Page and application data records:
========================================

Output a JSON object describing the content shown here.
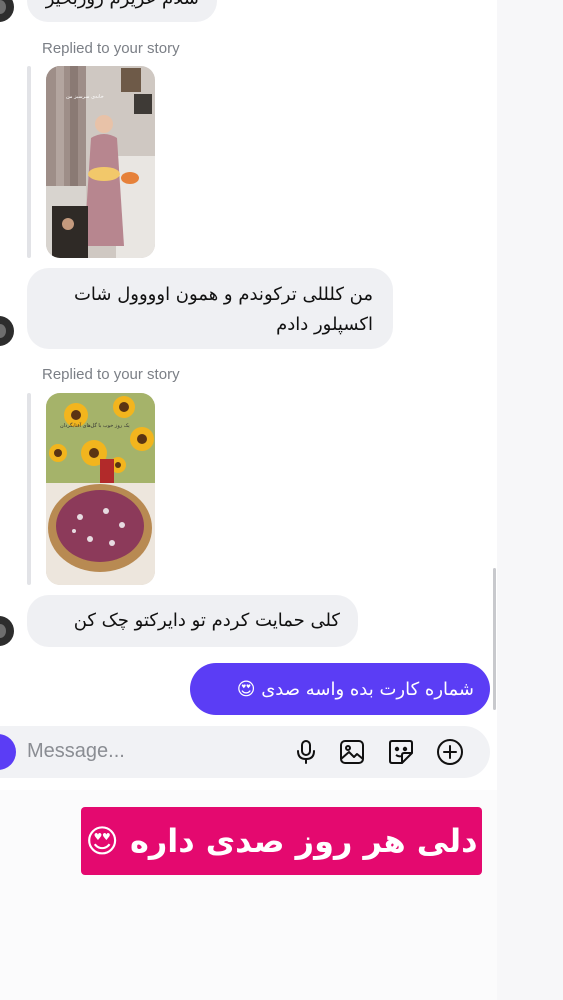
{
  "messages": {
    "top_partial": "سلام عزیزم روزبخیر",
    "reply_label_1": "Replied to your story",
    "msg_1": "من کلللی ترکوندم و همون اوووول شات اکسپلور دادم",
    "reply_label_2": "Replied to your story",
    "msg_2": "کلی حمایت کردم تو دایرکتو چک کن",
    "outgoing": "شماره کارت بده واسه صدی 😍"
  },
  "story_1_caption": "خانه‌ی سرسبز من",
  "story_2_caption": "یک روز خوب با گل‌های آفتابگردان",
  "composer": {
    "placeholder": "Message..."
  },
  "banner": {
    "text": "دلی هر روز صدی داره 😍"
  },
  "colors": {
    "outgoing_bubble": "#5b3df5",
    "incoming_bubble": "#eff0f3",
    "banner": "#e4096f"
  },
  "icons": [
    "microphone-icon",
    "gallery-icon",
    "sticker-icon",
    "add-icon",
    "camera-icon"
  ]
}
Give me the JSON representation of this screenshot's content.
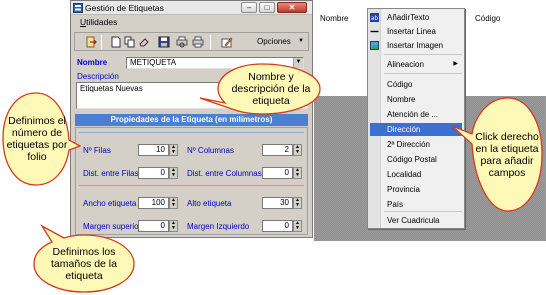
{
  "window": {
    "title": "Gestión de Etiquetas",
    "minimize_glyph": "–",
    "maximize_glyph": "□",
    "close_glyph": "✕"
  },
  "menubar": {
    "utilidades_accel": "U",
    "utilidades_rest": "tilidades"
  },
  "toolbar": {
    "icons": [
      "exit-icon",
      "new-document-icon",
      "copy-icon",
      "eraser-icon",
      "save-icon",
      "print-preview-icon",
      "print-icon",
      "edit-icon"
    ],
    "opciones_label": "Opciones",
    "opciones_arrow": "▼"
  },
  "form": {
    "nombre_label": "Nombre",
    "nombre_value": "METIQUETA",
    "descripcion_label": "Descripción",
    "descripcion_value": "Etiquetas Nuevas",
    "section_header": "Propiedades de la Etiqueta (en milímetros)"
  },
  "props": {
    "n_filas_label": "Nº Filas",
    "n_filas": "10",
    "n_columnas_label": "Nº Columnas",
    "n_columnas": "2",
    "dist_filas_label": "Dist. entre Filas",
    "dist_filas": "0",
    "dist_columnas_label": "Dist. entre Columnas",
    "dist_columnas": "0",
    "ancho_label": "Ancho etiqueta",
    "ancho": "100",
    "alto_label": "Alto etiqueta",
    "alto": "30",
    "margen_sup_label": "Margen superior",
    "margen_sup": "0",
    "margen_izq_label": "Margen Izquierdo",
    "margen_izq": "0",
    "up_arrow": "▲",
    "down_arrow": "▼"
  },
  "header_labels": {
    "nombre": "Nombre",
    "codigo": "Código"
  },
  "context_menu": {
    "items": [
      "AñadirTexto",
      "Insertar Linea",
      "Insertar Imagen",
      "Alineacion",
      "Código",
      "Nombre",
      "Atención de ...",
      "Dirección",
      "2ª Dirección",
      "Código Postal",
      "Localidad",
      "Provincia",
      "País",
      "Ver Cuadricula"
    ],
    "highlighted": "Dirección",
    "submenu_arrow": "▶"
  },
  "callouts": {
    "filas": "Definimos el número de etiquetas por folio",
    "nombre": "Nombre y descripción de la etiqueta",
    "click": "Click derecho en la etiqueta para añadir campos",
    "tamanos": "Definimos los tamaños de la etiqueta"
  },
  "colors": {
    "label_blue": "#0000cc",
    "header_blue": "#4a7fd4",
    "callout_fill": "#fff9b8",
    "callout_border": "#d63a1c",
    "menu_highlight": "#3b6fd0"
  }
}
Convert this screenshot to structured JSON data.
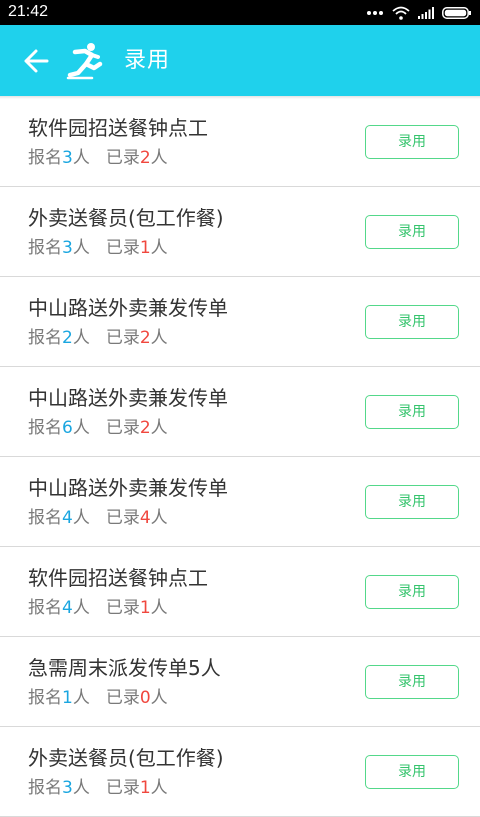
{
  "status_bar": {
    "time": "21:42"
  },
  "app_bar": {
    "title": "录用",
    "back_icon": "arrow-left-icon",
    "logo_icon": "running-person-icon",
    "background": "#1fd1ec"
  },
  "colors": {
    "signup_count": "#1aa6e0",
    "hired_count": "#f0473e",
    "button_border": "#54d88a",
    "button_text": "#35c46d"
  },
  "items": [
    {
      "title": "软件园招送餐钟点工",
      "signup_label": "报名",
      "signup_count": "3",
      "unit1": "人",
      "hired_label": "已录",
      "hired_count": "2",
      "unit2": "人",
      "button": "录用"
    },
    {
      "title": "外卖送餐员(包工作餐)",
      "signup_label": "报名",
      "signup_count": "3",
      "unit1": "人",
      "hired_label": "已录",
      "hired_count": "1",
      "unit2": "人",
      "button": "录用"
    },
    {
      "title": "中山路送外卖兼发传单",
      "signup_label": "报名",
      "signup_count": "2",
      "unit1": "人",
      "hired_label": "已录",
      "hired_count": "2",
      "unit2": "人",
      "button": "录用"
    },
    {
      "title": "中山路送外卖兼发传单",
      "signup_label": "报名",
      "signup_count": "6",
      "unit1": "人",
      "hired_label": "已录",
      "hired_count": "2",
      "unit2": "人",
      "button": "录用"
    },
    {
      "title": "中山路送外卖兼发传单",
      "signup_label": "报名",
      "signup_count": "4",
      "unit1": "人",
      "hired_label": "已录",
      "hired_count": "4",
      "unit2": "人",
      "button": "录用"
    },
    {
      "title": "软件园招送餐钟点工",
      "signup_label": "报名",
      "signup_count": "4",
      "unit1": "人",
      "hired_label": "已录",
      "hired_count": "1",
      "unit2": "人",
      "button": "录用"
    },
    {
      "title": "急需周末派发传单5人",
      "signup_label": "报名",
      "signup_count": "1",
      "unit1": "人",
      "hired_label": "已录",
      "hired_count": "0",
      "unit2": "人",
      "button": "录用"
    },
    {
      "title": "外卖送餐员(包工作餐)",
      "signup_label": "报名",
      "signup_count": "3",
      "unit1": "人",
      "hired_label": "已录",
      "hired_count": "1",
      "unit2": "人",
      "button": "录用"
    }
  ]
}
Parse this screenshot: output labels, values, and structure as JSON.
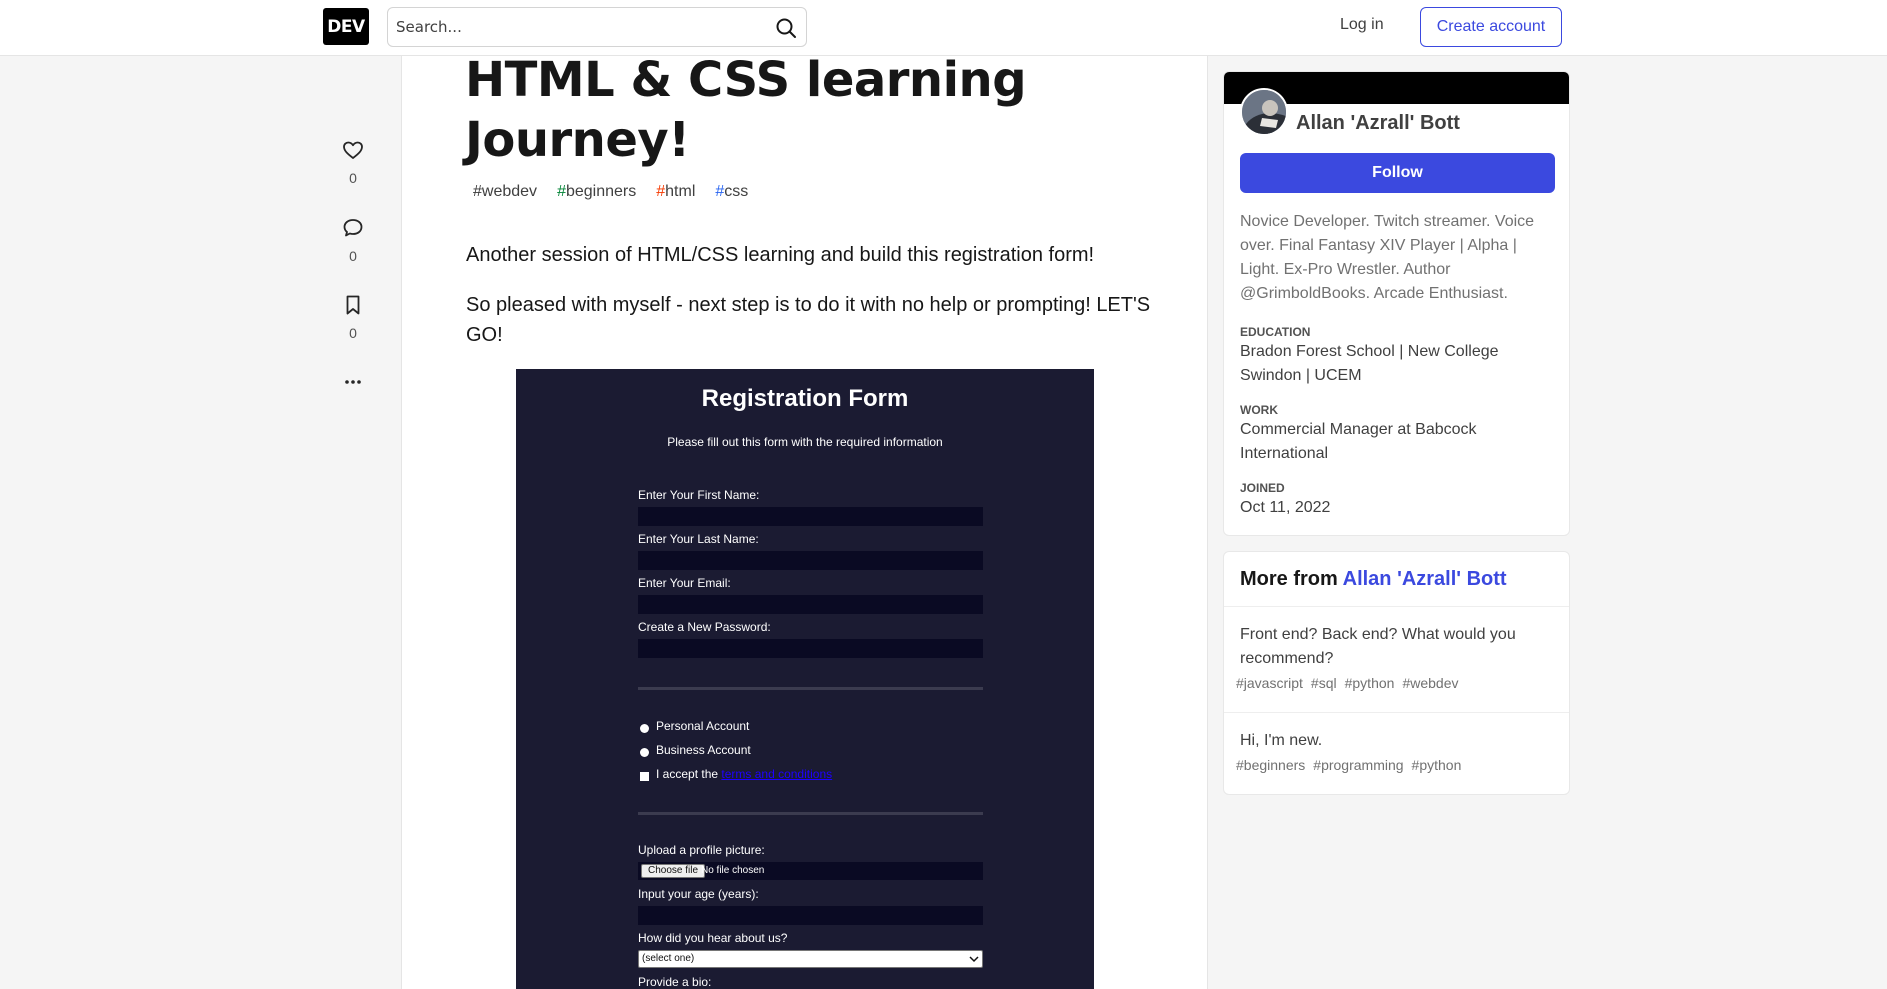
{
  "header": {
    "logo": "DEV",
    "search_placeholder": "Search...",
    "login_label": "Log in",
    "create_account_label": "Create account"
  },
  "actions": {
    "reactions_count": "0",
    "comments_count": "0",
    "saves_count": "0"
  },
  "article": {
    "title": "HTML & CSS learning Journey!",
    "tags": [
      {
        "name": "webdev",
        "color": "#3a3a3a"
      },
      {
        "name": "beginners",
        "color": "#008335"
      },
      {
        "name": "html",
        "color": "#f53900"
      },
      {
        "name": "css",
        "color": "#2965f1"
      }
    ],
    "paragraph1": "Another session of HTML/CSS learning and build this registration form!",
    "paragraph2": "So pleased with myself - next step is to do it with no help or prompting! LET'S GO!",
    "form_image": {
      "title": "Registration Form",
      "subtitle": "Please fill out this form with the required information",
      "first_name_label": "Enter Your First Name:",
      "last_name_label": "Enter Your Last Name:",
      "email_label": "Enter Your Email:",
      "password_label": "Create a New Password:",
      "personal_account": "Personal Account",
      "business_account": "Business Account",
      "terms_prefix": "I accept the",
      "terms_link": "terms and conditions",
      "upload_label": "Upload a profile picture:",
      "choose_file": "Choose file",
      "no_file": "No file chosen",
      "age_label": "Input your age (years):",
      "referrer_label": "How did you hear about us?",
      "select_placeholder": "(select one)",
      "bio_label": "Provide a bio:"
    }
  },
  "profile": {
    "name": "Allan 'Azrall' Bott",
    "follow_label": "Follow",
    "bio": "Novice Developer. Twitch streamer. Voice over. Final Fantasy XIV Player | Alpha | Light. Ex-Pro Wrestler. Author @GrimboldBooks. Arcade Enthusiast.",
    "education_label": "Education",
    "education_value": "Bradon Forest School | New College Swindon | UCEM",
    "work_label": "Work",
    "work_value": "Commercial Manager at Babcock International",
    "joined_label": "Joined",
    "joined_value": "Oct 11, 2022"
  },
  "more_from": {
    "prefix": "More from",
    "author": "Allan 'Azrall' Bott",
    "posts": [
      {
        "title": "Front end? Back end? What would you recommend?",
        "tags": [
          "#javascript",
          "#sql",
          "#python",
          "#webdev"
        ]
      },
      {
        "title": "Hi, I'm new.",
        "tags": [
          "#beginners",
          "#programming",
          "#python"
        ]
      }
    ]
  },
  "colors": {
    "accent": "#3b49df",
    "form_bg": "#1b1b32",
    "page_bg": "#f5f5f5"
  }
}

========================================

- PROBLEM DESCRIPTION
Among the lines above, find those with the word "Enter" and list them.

- RESPONSE TO THIS EXERCISE
      "first_name_label": "Enter Your First Name:",
      "last_name_label": "Enter Your Last Name:",
      "email_label": "Enter Your Email:",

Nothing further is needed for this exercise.